## Description of the task:
Where a line holds the word "caption", copy that line from the data below.

-------- Available records --------

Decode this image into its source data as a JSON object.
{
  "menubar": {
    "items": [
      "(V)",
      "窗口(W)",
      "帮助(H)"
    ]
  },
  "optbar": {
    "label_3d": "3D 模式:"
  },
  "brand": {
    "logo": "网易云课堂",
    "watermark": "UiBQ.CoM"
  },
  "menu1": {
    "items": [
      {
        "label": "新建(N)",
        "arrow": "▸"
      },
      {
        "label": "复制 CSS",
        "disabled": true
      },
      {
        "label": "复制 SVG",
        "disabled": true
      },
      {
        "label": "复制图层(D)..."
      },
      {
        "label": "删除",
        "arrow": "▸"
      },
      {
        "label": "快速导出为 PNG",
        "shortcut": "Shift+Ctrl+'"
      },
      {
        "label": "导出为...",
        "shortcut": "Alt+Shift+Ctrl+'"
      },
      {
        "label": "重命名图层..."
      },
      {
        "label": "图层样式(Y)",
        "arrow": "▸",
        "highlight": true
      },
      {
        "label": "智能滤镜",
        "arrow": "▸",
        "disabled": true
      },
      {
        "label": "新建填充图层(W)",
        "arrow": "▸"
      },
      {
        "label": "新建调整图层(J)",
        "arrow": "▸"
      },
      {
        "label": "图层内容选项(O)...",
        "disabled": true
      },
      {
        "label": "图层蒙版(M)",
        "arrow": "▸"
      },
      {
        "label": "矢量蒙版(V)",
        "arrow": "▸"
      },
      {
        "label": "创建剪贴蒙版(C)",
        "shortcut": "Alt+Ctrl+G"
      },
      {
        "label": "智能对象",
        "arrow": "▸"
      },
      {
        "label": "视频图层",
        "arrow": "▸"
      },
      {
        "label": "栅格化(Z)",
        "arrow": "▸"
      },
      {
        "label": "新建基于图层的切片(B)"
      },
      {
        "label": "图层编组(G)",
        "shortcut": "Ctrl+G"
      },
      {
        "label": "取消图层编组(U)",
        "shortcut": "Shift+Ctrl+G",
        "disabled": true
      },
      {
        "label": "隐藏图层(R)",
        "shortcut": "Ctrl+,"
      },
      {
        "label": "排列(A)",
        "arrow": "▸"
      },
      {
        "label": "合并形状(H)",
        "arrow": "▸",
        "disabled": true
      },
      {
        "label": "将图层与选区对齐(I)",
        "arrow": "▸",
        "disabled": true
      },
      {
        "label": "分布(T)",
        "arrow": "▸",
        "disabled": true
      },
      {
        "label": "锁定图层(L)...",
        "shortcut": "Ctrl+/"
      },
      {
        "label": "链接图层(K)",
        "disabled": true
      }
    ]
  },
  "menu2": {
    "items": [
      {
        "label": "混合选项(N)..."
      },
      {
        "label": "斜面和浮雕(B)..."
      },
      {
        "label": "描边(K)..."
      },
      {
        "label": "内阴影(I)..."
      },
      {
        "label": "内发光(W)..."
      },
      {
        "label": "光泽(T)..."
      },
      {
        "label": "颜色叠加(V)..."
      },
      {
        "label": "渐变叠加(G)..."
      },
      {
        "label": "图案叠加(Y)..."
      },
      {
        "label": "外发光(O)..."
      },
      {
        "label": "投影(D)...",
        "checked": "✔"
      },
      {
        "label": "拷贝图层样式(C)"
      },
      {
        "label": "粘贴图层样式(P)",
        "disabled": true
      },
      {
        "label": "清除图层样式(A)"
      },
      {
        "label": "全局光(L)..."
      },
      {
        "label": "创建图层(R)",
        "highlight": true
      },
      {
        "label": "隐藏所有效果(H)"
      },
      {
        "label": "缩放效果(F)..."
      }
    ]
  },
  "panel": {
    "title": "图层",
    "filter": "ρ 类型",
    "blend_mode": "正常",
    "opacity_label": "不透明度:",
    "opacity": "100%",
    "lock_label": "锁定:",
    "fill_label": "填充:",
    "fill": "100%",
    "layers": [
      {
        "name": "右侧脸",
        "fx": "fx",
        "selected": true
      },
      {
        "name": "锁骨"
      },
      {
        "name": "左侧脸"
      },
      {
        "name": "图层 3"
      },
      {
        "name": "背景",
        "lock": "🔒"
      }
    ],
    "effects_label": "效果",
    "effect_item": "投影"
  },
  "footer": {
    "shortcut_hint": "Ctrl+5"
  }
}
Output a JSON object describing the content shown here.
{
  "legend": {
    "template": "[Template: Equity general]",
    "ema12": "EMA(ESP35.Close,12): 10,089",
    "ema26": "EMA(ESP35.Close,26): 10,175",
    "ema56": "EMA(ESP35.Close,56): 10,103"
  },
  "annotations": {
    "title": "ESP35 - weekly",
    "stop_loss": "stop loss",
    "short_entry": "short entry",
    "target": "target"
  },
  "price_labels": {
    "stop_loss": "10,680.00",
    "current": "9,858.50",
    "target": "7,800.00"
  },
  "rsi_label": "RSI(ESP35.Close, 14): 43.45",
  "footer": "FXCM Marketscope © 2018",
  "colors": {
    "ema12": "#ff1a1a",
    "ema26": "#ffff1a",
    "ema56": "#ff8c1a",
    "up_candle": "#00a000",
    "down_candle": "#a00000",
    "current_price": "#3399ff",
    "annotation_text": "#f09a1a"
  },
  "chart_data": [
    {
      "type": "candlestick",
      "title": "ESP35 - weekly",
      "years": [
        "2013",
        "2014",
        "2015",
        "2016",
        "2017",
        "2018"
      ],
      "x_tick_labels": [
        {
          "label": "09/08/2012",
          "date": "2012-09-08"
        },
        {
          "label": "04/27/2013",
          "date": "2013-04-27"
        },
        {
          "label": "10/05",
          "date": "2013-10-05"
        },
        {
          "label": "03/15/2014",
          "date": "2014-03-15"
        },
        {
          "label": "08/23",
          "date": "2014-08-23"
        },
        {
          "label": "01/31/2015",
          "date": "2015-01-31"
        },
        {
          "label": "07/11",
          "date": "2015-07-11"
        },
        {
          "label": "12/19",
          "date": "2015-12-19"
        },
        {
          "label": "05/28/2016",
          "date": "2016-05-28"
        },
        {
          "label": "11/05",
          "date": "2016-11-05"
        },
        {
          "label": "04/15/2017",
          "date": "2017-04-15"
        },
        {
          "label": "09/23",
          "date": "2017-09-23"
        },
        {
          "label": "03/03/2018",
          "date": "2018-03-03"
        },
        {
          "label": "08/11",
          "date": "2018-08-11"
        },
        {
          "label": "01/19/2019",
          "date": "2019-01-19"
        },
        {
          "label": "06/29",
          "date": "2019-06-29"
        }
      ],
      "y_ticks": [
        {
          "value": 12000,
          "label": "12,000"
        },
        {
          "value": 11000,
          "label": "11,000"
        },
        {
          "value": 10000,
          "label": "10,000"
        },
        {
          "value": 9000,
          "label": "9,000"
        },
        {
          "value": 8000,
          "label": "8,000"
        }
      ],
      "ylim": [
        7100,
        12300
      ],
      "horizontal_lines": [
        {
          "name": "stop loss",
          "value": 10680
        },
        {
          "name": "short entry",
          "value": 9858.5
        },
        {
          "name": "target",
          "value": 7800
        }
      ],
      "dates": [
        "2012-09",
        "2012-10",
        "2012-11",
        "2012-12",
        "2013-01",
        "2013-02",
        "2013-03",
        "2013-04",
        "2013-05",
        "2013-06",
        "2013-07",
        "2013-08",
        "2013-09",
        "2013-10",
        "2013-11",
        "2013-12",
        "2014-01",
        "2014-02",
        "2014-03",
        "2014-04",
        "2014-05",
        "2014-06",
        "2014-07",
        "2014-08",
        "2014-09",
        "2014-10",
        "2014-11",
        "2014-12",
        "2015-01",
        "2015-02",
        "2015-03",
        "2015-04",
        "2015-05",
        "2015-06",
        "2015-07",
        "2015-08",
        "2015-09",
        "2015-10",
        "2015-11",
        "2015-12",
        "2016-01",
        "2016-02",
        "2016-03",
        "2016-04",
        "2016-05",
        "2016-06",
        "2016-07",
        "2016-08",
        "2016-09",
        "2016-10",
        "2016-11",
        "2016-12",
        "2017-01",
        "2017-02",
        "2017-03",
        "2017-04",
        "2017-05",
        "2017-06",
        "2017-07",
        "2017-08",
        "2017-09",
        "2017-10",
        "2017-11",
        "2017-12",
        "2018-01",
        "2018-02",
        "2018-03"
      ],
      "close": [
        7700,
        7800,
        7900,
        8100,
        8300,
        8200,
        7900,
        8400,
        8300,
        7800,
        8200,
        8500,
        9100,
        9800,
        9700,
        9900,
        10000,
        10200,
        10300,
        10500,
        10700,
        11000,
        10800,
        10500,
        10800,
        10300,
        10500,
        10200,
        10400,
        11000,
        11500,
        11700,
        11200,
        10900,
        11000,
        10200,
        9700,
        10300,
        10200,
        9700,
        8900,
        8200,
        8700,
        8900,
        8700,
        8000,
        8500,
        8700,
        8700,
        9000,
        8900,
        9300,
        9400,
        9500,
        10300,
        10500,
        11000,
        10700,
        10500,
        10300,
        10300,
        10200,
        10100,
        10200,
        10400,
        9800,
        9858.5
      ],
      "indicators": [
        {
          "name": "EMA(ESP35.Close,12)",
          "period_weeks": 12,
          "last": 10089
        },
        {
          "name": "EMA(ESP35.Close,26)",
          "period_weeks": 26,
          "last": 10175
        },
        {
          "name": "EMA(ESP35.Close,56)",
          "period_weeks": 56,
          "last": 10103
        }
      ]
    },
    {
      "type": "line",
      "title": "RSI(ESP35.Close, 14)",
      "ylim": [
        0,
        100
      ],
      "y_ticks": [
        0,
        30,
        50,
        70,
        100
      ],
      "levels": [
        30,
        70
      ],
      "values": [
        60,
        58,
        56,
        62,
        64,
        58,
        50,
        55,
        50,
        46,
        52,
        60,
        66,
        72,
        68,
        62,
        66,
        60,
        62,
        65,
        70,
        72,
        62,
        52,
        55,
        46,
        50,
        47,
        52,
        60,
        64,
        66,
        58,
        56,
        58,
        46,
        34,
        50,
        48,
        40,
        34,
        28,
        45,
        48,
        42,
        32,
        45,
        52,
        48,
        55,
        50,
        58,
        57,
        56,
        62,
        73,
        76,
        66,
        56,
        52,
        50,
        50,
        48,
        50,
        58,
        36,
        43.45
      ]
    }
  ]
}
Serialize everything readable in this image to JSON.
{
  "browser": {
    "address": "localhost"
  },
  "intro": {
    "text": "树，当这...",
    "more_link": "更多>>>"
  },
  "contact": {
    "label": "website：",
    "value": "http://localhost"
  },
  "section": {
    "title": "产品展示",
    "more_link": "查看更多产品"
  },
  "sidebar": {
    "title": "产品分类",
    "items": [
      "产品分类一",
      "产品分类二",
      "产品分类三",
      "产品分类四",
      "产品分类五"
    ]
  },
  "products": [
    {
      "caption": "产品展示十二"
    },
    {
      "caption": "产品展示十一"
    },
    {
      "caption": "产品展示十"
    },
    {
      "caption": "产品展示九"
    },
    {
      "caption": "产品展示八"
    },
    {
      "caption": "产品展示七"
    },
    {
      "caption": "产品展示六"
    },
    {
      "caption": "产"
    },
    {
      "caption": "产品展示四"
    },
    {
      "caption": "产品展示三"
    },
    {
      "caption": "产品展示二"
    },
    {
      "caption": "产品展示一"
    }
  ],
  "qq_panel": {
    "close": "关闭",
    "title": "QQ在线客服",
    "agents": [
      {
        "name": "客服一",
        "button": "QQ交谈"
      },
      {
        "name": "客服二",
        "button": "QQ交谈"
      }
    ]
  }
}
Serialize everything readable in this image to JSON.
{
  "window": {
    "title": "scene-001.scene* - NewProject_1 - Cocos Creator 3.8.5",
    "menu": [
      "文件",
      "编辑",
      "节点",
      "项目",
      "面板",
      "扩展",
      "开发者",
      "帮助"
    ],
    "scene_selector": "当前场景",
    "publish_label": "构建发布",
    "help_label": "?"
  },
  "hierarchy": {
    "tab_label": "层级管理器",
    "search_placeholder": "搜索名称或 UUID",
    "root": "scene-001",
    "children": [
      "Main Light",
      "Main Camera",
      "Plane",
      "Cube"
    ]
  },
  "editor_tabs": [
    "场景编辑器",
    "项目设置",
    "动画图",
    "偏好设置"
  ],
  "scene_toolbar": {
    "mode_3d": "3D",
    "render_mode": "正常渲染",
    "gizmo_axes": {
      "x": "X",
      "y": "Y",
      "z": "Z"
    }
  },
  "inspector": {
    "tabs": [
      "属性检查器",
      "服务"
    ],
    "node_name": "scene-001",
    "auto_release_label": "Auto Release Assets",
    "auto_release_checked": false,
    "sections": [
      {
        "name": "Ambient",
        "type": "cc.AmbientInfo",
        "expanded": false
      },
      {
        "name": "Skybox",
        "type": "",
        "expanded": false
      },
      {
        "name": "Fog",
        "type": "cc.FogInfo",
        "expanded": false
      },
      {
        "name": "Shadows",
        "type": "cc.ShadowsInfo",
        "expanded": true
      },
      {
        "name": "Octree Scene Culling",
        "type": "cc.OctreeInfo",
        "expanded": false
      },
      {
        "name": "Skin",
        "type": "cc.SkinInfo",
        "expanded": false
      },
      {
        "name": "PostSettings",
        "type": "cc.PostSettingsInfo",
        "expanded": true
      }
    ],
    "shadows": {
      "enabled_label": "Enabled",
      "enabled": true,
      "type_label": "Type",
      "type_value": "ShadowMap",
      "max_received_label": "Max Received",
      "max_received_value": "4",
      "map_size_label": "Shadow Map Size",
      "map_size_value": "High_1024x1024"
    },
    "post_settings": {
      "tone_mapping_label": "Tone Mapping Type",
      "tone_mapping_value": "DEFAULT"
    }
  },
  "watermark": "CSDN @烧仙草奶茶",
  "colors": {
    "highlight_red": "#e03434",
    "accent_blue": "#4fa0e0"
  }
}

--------

## Result of this task:
      "caption": "产品展示十二"
      "caption": "产品展示十一"
      "caption": "产品展示十"
      "caption": "产品展示九"
      "caption": "产品展示八"
      "caption": "产品展示七"
      "caption": "产品展示六"
      "caption": "产"
      "caption": "产品展示四"
      "caption": "产品展示三"
      "caption": "产品展示二"
      "caption": "产品展示一"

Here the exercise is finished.